The point we have emphasised is that we simply cannot allow other countries and foreign companies to get away with blatant involvement in corruption with our taxpayers’ money. We explained in detail how there is no way the Chinese company authorities could not have been aware of the fraudulent “rebate” payment deals that took place in favour of the Gupta family and their good friend, Salim Essa. Our evidence (also submitted to the State Capture Commission), shows how payments – amounting to about R9 billion – were made to pay false rewards through the Transnet locomotive contracts with Chinese companies.  

In our letter to the Chinese authorities, we are calling for accountability for the looting by the company’s directors.  We ask them to make the right decision and assist us in laying to rest this particular chapter of the South African state capture saga, by having the perpetrators held to account and the looted funds returned to South Africa. 

Odoo CMS - a big picture


As the thorny issue of SAA’s future/non-future continues to be debated, a delegation from OUTA was recently invited in meeting with Minister of Public Enterprises, Pravin Gordhan, senior members of his department and representatives of the aviation industry. The discussion was fruitful, as it added insights into the state’s motive and the plans on the table to try to save the distressed airline.  

This engagement, along with recent media statements by the CPE, has enabled OUTA’s SAA project management team to present its views in a well-motivated statement on why the state should not be a part of any future airline venture. If it was to do so, their shareholding should be of a minority stake. We sincerely believe that SAA should be liquidated; the state should become an enabler of healthy competition and good regulations to enable heightened airline capacity to, from and within the country. 


Finally, after numerous attempts to engage with them, management of the Road Traffic Infringement Agency (RTIA) agreed to engage with us. The RTIA is the organisation responsible for rolling out the Administrative Adjudication of Road Traffic Offences (AARTO) Amendment Act, the driver’s licence demerit point and traffic fine management system. This Act was meant to go live soon, following President Ramaphosa’s signature in June. Unsurprisingly however, the AARTO can has been kicked down the road. We suspect it is because government knows that the Act in its current form will fail. Much like the e-toll system in Gauteng, AARTO has not been thought through properly; it remains riddled with administration challenges that will consign it to the growing pile of failed government policies.

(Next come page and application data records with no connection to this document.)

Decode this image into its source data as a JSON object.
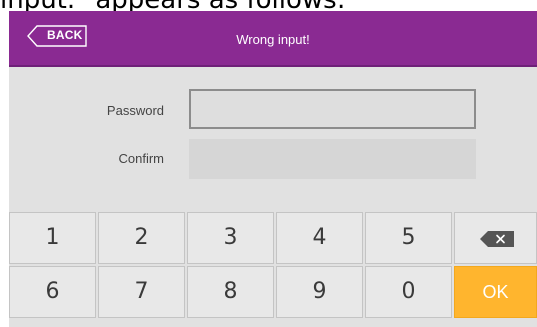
{
  "caption": "input.\" appears as follows:",
  "header": {
    "back_label": "BACK",
    "title": "Wrong input!"
  },
  "form": {
    "password_label": "Password",
    "confirm_label": "Confirm",
    "password_value": "",
    "confirm_value": ""
  },
  "keypad": {
    "row1": [
      "1",
      "2",
      "3",
      "4",
      "5"
    ],
    "row2": [
      "6",
      "7",
      "8",
      "9",
      "0"
    ],
    "ok_label": "OK",
    "backspace_icon": "backspace-icon"
  },
  "colors": {
    "header": "#8a2a92",
    "ok_key": "#ffb52e",
    "background": "#e1e1e1"
  }
}
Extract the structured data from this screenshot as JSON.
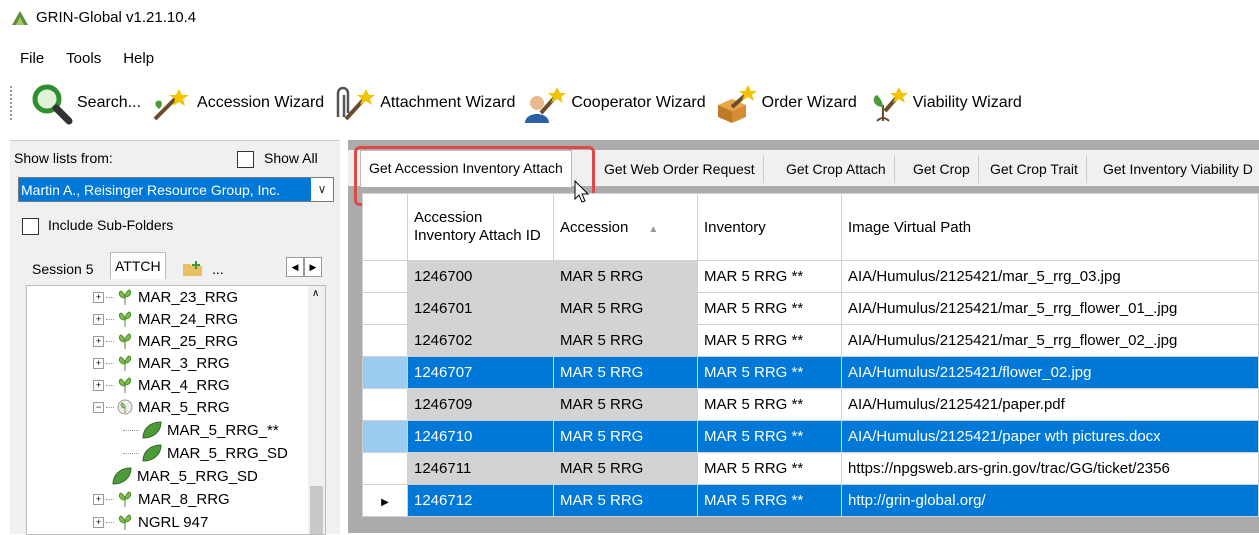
{
  "window": {
    "title": "GRIN-Global v1.21.10.4"
  },
  "menu": {
    "file": "File",
    "tools": "Tools",
    "help": "Help"
  },
  "toolbar": {
    "search": "Search...",
    "accession_wizard": "Accession Wizard",
    "attachment_wizard": "Attachment Wizard",
    "cooperator_wizard": "Cooperator Wizard",
    "order_wizard": "Order Wizard",
    "viability_wizard": "Viability Wizard"
  },
  "left": {
    "show_lists_label": "Show lists from:",
    "show_all_label": "Show All",
    "list_owner": "Martin A., Reisinger Resource Group, Inc.",
    "include_subfolders_label": "Include Sub-Folders",
    "tabs": [
      "Session 5",
      "ATTCH",
      "..."
    ],
    "tree": [
      {
        "label": "MAR_23_RRG",
        "kind": "folder"
      },
      {
        "label": "MAR_24_RRG",
        "kind": "folder"
      },
      {
        "label": "MAR_25_RRG",
        "kind": "folder"
      },
      {
        "label": "MAR_3_RRG",
        "kind": "folder"
      },
      {
        "label": "MAR_4_RRG",
        "kind": "folder"
      },
      {
        "label": "MAR_5_RRG",
        "kind": "folder-open"
      },
      {
        "label": "MAR_5_RRG_**",
        "kind": "leaf"
      },
      {
        "label": "MAR_5_RRG_SD",
        "kind": "leaf"
      },
      {
        "label": "MAR_5_RRG_SD",
        "kind": "leaf"
      },
      {
        "label": "MAR_8_RRG",
        "kind": "folder"
      },
      {
        "label": "NGRL 947",
        "kind": "folder"
      }
    ]
  },
  "right": {
    "tabs": [
      "Get Accession Inventory Attach",
      "Get Web Order Request",
      "Get Crop Attach",
      "Get Crop",
      "Get Crop Trait",
      "Get Inventory Viability D"
    ],
    "columns": [
      "Accession Inventory Attach ID",
      "Accession",
      "Inventory",
      "Image Virtual Path"
    ],
    "rows": [
      {
        "id": "1246700",
        "accession": "MAR 5 RRG",
        "inventory": "MAR 5 RRG **",
        "path": "AIA/Humulus/2125421/mar_5_rrg_03.jpg",
        "selected": false
      },
      {
        "id": "1246701",
        "accession": "MAR 5 RRG",
        "inventory": "MAR 5 RRG **",
        "path": "AIA/Humulus/2125421/mar_5_rrg_flower_01_.jpg",
        "selected": false
      },
      {
        "id": "1246702",
        "accession": "MAR 5 RRG",
        "inventory": "MAR 5 RRG **",
        "path": "AIA/Humulus/2125421/mar_5_rrg_flower_02_.jpg",
        "selected": false
      },
      {
        "id": "1246707",
        "accession": "MAR 5 RRG",
        "inventory": "MAR 5 RRG **",
        "path": "AIA/Humulus/2125421/flower_02.jpg",
        "selected": true
      },
      {
        "id": "1246709",
        "accession": "MAR 5 RRG",
        "inventory": "MAR 5 RRG **",
        "path": "AIA/Humulus/2125421/paper.pdf",
        "selected": false
      },
      {
        "id": "1246710",
        "accession": "MAR 5 RRG",
        "inventory": "MAR 5 RRG **",
        "path": "AIA/Humulus/2125421/paper wth pictures.docx",
        "selected": true
      },
      {
        "id": "1246711",
        "accession": "MAR 5 RRG",
        "inventory": "MAR 5 RRG **",
        "path": "https://npgsweb.ars-grin.gov/trac/GG/ticket/2356",
        "selected": false
      },
      {
        "id": "1246712",
        "accession": "MAR 5 RRG",
        "inventory": "MAR 5 RRG **",
        "path": "http://grin-global.org/",
        "selected": true,
        "current": true
      }
    ]
  },
  "colors": {
    "selection": "#0078d7",
    "highlight": "#e04848"
  }
}
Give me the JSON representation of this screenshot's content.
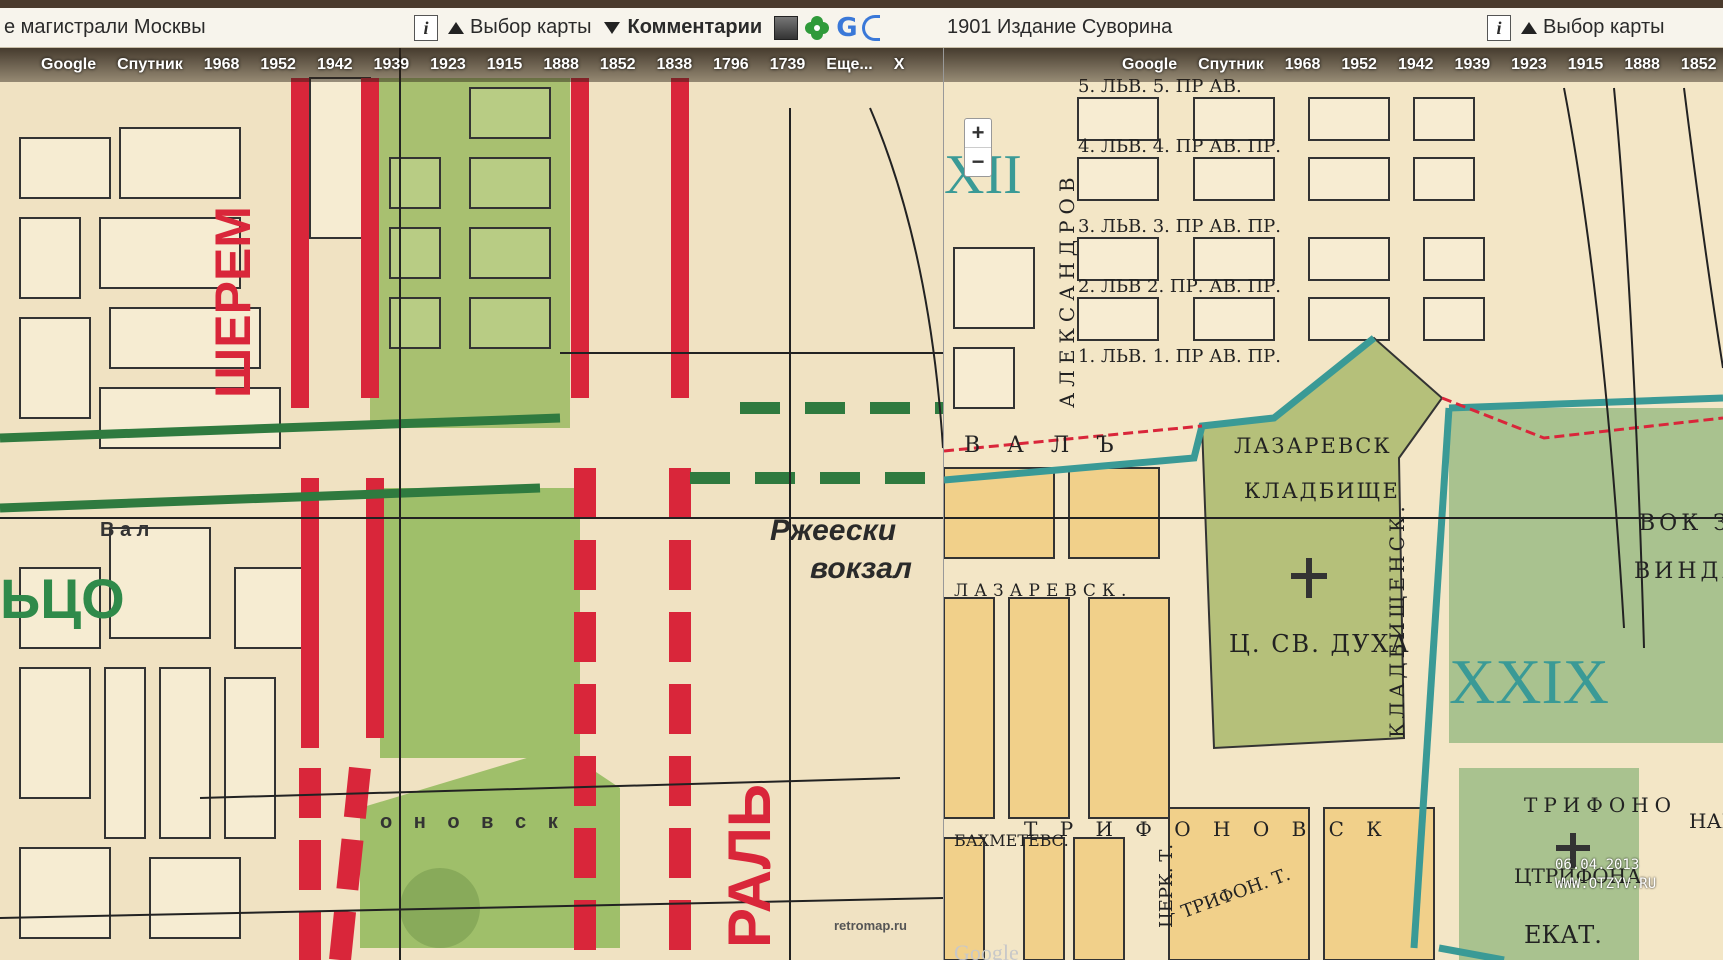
{
  "left_panel": {
    "title": "е магистрали Москвы",
    "map_select_label": "Выбор карты",
    "comments_label": "Комментарии",
    "info_label": "i",
    "g_icon_label": "G",
    "layers": [
      "Google",
      "Спутник",
      "1968",
      "1952",
      "1942",
      "1939",
      "1923",
      "1915",
      "1888",
      "1852",
      "1838",
      "1796",
      "1739",
      "Еще...",
      "X"
    ],
    "map_labels": {
      "station_line1": "Ржеески",
      "station_line2": "вокзал",
      "source": "retromap.ru",
      "vertical_1": "ШЕРЕМ",
      "vertical_2": "РАЛЬ",
      "green_label": "ЬЦО",
      "street_a": "В а л",
      "street_b": "о н о в с к"
    }
  },
  "right_panel": {
    "title": "1901 Издание Суворина",
    "map_select_label": "Выбор карты",
    "info_label": "i",
    "layers": [
      "Google",
      "Спутник",
      "1968",
      "1952",
      "1942",
      "1939",
      "1923",
      "1915",
      "1888",
      "1852"
    ],
    "zoom_in": "+",
    "zoom_out": "−",
    "map_labels": {
      "district_a": "XII",
      "district_b": "XXIX",
      "cemetery_1": "ЛАЗАРЕВСК",
      "cemetery_2": "КЛАДБИЩЕ",
      "church": "Ц. СВ. ДУХА",
      "trifona": "ЦТРИФОНА",
      "ekat": "ЕКАТ.",
      "val": "В А Л Ъ",
      "lazarevsk_per": "ЛАЗАРЕВСК.",
      "bakhmetev": "БАХМЕТЕВС.",
      "trifonovsk": "Т Р И Ф О Н О В С К",
      "trifon_t": "ТРИФОН. Т.",
      "trifono": "ТРИФОНО",
      "vok": "ВОК З",
      "vinda": "ВИНДА",
      "kladbishch": "КЛАДБИЩЕНСК.",
      "aleksandrov": "АЛЕКСАНДРОВ",
      "tserk": "ЦЕРК. Т.",
      "nap": "НАП",
      "row1": "5. ЛЬВ.  5. ПР  АВ.",
      "row2": "4. ЛЬВ.   4. ПР   АВ.   ПР.",
      "row3": "3. ЛЬВ.   3. ПР   АВ.   ПР.",
      "row4": "2. ЛЬВ   2. ПР.   АВ.   ПР.",
      "row5": "1. ЛЬВ.   1. ПР   АВ.   ПР.",
      "google_wm": "Google"
    },
    "watermark_date": "06.04.2013",
    "watermark_site": "WWW.OTZYV.RU"
  },
  "colors": {
    "park_green": "#9fbf6a",
    "red_line": "#d9263a",
    "dark_green": "#2f7a3f",
    "orange_block": "#f1d08a",
    "teal": "#3a9a96"
  }
}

OUTA has filed court papers to raise our objection to the Act in its current form, while continuing to be part of the discussion on a better, safer way forward on this matter.


On 23 August, President Ramaphosa published a letter to ANC comrades in which he acknowledged that the party stands as “accused number one” in the corruption mess that has befallen our country. The President’s full letter can be read here.  

OUTA has responded to the President’s letter with a letter of our own. Titled, “Dear Mr President, please make your comradely appeal a Rubicon moment”, we acknowledge his courageous stance, as well as his admission that the ANC is at the core of corruption in South Africa. We also recognise that there will no doubt be pushback from ANC individuals who, for years, have had their snouts in the trough. Read the full letter here.

But civil society is tired of all the talk about fighting corruption. We want action. Our plea to the President is to turn his message to ANC comrades into action and an opportunity to bring about real change. Use the many laws and mechanisms that exist to drive transparency and accountability – this will bring corrupt people to book and help kick start the process of getting our country back on a path to prosperity, with an effective, supportive civil society that ensures responsible use of tax revenues throughout government.

Wayne Duvenage